This assay has been optimized for genotypic analysis and interpretation of HIV-1 group M subtype B, which are the majority of HIV-1 isolates infecting patients in the United States and Europe. The protease and reverse transcriptase gene regions examined in this assay are not well correlated with the envelope gene, which is the defining gene sequence used for subtyping. Other subtypes of group M HIV-1 have been tested and validated to a limited extent by this assay. Therefore, genotypic variants in groups N and O, and some group M non-B subtype HIV-1 isolates may or may not be detected using this assay, and it is not known whether drug resistance variant interpretation for group M subtype B isolates apply to these other groups and subtypes of HIV-1.


The list of drug resistance-associated genotypic variant codons and interpretive rules used by the Stanford HIV database are updated periodically by the Stanford HIV Database team.
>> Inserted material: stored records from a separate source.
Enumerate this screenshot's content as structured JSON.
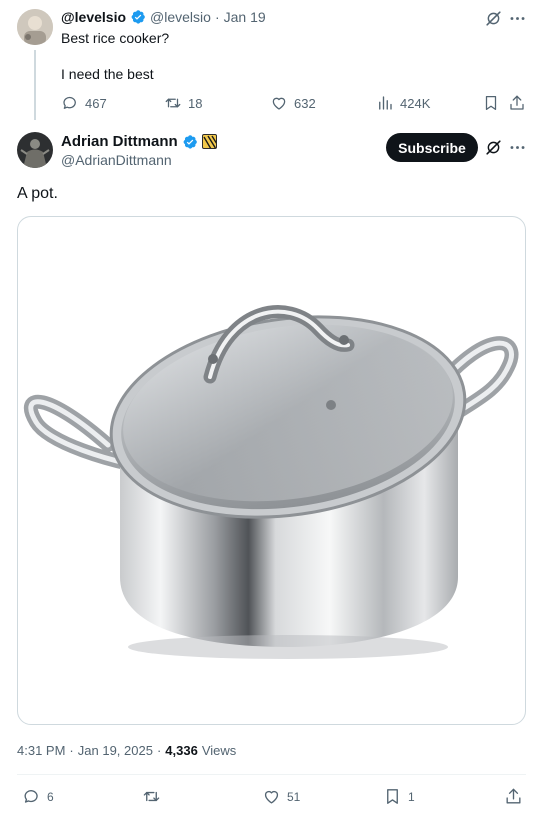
{
  "colors": {
    "accent": "#1d9bf0",
    "text": "#0f1419",
    "muted": "#536471",
    "border": "#eff3f4"
  },
  "parent_tweet": {
    "display_name": "@levelsio",
    "handle": "@levelsio",
    "sep": "·",
    "date": "Jan 19",
    "text_line1": "Best rice cooker?",
    "text_line2": "I need the best",
    "replies": "467",
    "retweets": "18",
    "likes": "632",
    "views": "424K"
  },
  "main_tweet": {
    "display_name": "Adrian Dittmann",
    "handle": "@AdrianDittmann",
    "subscribe_label": "Subscribe",
    "text": "A pot.",
    "time": "4:31 PM",
    "date": "Jan 19, 2025",
    "sep1": "·",
    "sep2": "·",
    "views_count": "4,336",
    "views_label": "Views",
    "replies": "6",
    "retweets": "",
    "likes": "51",
    "bookmarks": "1"
  },
  "icons": {
    "verified": "verified-badge-icon",
    "grok": "grok-icon",
    "more": "more-dots-icon",
    "reply": "reply-icon",
    "retweet": "retweet-icon",
    "like": "heart-icon",
    "views": "views-bar-icon",
    "bookmark": "bookmark-icon",
    "share": "share-icon"
  }
}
Therefore, the test results do not necessarily include all of the resistance-associated variant codons described in the current medical literature.


Possible causes of treatment failure other than the development of drug resistance are poor adherence to medication regimen, drug potency, and individual variation in pharmacokinetics (eg, inadequate phosphorylation of nucleosides).

Clinical Reference Recommendations for in-depth reading of a clinical nature

1. Gunthard HF, Calvez V, Paredes R, et al: Human immunodeficiency virus drug resistance: 2018 Recommendations of the International Antiviral Society-USA Panel. Clin Infect Dis. 2019 Jan 7;68(2):177-187

2. Wensing AM, Calvez V, Ceccherini-Silberstein F, et al: 2019 Update of the drug resistance mutations in HIV-1. Top Antivir Med. 2019 Sep;27(3):111-121

3. U.S. Department of Health and Human Services Panel on Antiretroviral Guidelines for Adults and Adolescents: Guidelines for the use of antiretroviral agents in adults and adolescents with HIV.. July 10, 2019. Updated August 16, 2021. Accessed October 6, 2021. Available at https://clinicalinfo.hiv.gov/sites/default/files/guidelines/documents/AdultandAdolescentGL.pdf

Special Instructions Library of PDFs including pertinent information and forms related to the test